Question 1: Should we have bike helmets available to buy or borrow at our Race for Safety course and where can we get them?

Answer: Every child who participates in a Race for Safety course must wear a helmet so bike helmets must be available. Here are several options to consider to make bike helmets available:

Question 2: What happens to our Race for Safety course in case of bad weather?

Answer: Have a back up plan. Use a local school gym, hallway, banquet hall or something similar to adapt a course to an indoor space. If you have nothing like that at your access, cancel the event. Safety of everyone involved is the most important thing. Also, if bad weather creeps up during the event, evacuate the area immediately if you are outside, especially if you see lightening.

Have education activities on-hand for the children to pursue. See these links to helpful education resources and activities for your Race for Safety course:

Question 3: How big does a Race for Safety course have to be?

Answer: You can make your Race for Safety course as extravagant or small as you like. This website gives you all the resources you would need for an event of any size. Pick and choose the aspects you need (such as a smaller event might not need a media release). The important thing is teaching other kids. You might just make a difference to that ONE kid and help to save his or her life by what you teach.

Question 4: What if we have no money to spend to support our Race for Safety course?

Answer: This event can be presented with little to no money. You can always look for donations of helmets from local businesses and sponsors. Check with teachers and youth group advisors at your school or in your community to see if you can borrow traffic safety cones, masking tape, and chalk. Ask people to help and bring supplies from home.

Question 5: Why should we include children with disabilities in a Race for Safety Course?

Answer: Children with disabilities are not defined by their disability; they are children first and like to play, move, and have fun just like other children! Every child should learn the rules of the road to safely travel by bicycle or wheelchair or whatever their mode of transportation may be. Every child wants to be treated with care and acceptance; physical appearance does not change the safety rules of the road.
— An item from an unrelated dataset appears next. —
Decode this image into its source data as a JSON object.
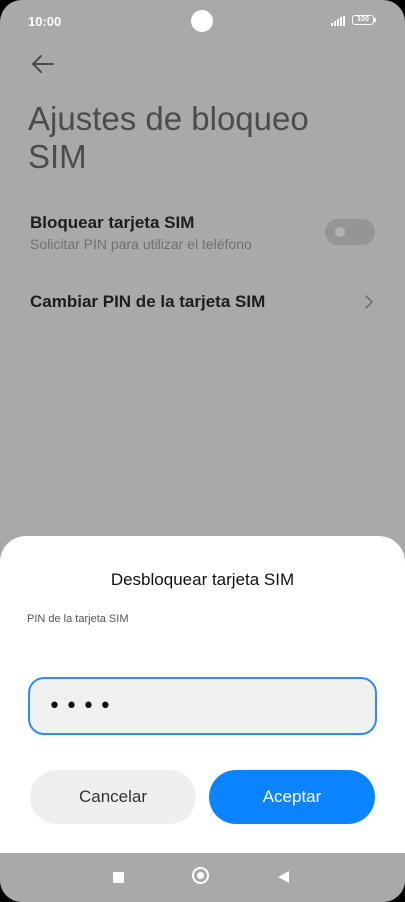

An all-inclusive Race for Safety course that incorporates this attitude will provide all children the opportunity to develop new knowledge, confidence, and skills that can prevent injuries and save lives!